Many bacteria and viruses easily transmit through low humidity, making contagious diseases even more dangerous (Normando et al., 2020). Studies have shown that in dry conditions, water droplets that are potential carriers of viruses decrease in size and flow freely in the air because of being less dense. However, in humid conditions with high humidity, the droplets not only increase in size quickly but also fall quickly, hence reducing their chances of being inhaled. So, airborne diseases such as influenza and COVID-19 are likely to spread more in dry and cold environments. (Normando et al., 2020). Managing humidity levels along with temperature and pressure minimizes the risk of virus survival and transmission in the air.
Preserve your Home
Poor humidity levels can cause costly, if not irreparable damage to your home’s building structure. Too much humidity can cause condensation on windows, wet stains on walls and ceilings, moldy bathrooms, a lingering musty odor in rooms among others. A house that experiences prolonged periods of high humidity is also susceptible to moisture-induced rot and structural damage.
What can be done to regulate humidity?
Remove moisture at the source
Some possible sources of moisture could be the kitchen, water leakages, damp ground, and gas heaters. Using a range hood in the kitchen and exhaust fans at such locations can help in controlling humidity. Air conditioners can also help in reducing excess moisture.
Use humidifiers in colder seasons, dehumidifiers in hotter seasons
It’s a good idea to have a plan to deal with humidity with the changing seasons. In the winter, low humidity becomes the primary problem in many homes as cold air cannot hold as much moisture as warm air. You can add moisture to the air with the use of a humidifier. With the hot, humid months of summer, you may consider installing a dehumidifier to work with your air conditioning system to pull excess water from the air.

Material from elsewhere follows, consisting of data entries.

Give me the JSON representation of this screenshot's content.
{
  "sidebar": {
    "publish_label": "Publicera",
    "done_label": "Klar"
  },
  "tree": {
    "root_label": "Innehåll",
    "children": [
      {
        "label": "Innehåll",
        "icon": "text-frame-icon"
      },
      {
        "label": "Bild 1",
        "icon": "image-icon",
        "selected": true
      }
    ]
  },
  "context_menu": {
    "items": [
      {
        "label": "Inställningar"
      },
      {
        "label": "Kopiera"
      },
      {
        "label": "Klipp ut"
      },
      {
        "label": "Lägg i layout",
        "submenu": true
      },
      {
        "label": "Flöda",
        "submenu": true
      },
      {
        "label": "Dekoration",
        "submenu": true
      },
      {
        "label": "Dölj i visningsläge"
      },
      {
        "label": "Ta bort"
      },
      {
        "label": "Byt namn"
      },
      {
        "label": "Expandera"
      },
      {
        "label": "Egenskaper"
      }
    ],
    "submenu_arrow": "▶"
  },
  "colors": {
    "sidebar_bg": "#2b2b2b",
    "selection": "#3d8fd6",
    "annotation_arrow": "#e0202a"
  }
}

A wide variety of humidity-controlling products are available on the market. It is best to consult an HVAC professional to get advice on what system is best suited to your home.
Allow cross ventilation
Cross ventilation by opening windows and allowing fresh air to pass through is also an effective way to manage humidity. The air containing high moisture content mixes with the outside atmosphere, normalizing the air quality.
How does uHoo help in regulating your humidity?
uHoo provides accurate real-time readings of humidity in your home. In case of any deviations from the ideal range, you can get an instant notification to take the necessary measures. Moreover, it can integrate with systems responsible for regulating this parameter, such as your heating and cooling equipment and exhaust fans. The humidity levels are measured and monitored, and the data is relayed to you in an easy-to-understand layout on the uHoo mobile app.
uHoo can help you manage and take control of your indoor air quality:
- Measure and monitor all the important air quality parameters so you can create a healthier and safer home.
- Provide a real-time risk assessment of virus survival and transmission in the air with the uHoo Virus Index
- Easily integrate with your heating, ventilation, and air cooling systems to manage your IAQ
M.M. Derby, M. Hamehkasi, S. Eckels, G.M. Hwang, B. Jones, R. Maghirang, D. Shulan. (2016). Update of the scientific evidence for specifying lower limit relative humidity levels for comfort, health, and indoor environmental quality in occupied spaces (RP-1630). Sci. Technol. Built Environ, pp 30-45.
Normando, D., Mecenas, P., Moreira Bastos, R. T. d. R., & Rosário Vallinoto, A. C. (2020, September 18). Effects of temperature and humidity on the spread of COVID-19: A systematic review. Plos One. https://doi.org/10.1371/journal.pone.0238339
Quest Climate. (2019). Relative Humidity Defined by the Experts. Retrieved 2021, from https://www.questclimate.com/what-is-relative-humidity-and-why-does-it-matter/
Wargocki, P. (2013). Productivity and Health Effects of High Indoor Air Quality. In Reference Module in Earth Systems and Environmental Sciences. :10.1016/B978-0-12-409548-9.01993-X
World Health Organization. (2009). WHO Guidelines for Indoor Air Quality: Dampness and Mould.